# Exercise
This exercise calls for copying every line below that holds the word "What".

# Data excerpts
·····

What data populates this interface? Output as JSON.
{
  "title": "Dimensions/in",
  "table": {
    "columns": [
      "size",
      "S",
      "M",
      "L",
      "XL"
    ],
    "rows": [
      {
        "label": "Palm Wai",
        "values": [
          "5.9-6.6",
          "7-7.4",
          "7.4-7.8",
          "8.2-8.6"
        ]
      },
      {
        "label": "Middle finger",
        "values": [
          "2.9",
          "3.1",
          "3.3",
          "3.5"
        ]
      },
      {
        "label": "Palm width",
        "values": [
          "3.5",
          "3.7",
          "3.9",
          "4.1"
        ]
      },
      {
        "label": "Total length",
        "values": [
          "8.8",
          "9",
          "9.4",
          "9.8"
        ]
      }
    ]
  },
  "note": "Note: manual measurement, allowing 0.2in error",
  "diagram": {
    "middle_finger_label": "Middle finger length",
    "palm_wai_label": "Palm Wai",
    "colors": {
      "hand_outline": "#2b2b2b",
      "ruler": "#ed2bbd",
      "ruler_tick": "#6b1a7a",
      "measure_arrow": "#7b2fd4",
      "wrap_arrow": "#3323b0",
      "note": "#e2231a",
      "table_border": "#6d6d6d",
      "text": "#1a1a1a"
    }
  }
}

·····

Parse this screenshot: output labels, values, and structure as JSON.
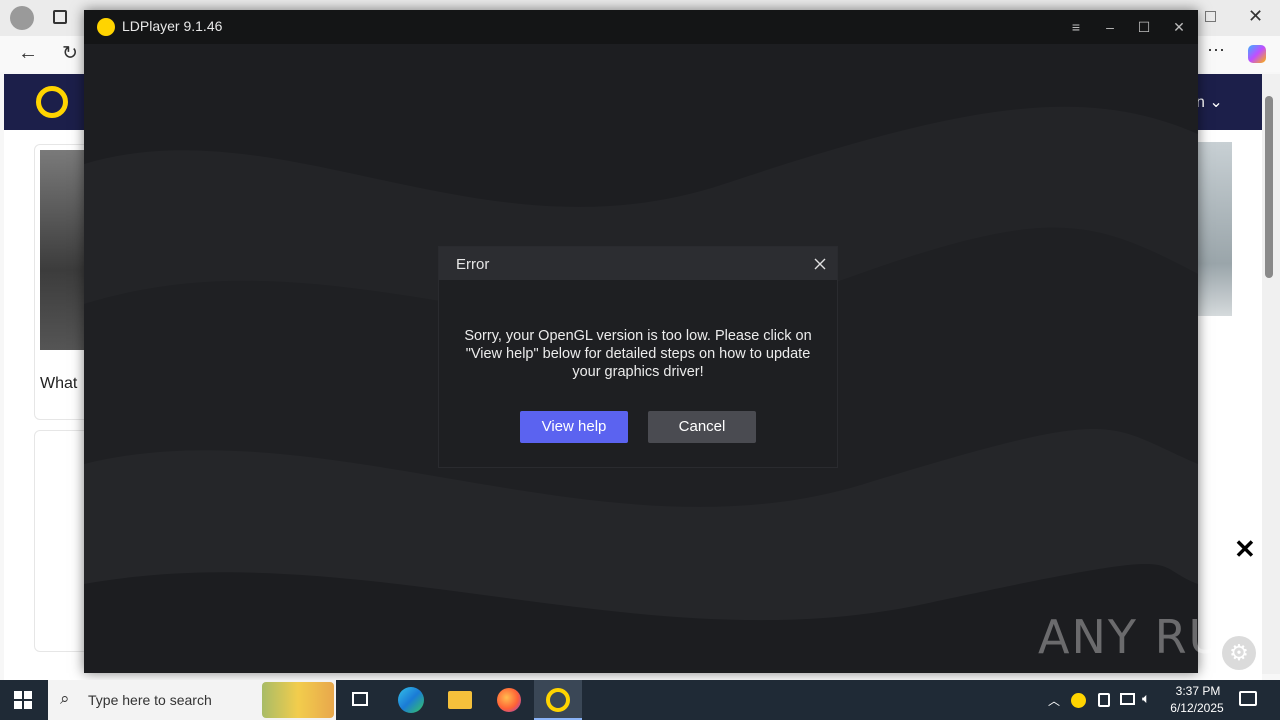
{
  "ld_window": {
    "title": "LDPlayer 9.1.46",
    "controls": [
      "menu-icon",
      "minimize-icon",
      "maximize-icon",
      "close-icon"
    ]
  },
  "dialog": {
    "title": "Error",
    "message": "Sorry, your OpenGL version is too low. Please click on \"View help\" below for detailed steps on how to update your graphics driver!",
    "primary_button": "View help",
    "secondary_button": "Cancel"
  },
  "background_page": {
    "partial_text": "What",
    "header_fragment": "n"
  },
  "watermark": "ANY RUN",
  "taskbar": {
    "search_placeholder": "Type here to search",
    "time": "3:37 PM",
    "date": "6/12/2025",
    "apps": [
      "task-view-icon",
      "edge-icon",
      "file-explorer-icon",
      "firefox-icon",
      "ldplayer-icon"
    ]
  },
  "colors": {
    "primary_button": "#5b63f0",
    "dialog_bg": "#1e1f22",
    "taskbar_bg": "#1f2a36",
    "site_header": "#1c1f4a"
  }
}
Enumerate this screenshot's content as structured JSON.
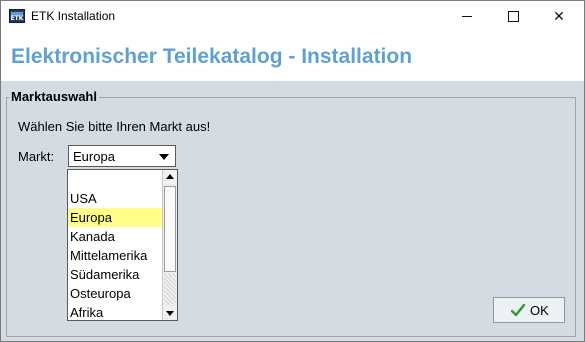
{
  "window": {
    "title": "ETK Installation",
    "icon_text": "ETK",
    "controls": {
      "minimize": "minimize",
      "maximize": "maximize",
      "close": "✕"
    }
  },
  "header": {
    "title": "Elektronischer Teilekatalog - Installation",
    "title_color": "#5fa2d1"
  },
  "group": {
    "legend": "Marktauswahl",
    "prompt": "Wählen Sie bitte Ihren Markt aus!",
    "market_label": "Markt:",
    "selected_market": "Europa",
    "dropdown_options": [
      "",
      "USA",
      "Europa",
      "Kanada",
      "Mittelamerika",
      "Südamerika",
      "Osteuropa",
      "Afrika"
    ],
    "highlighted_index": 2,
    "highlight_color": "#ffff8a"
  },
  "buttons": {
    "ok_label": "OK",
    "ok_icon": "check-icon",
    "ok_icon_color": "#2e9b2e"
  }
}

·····

# Reply
What data populates this interface? Output as JSON.
    "partial_text": "What",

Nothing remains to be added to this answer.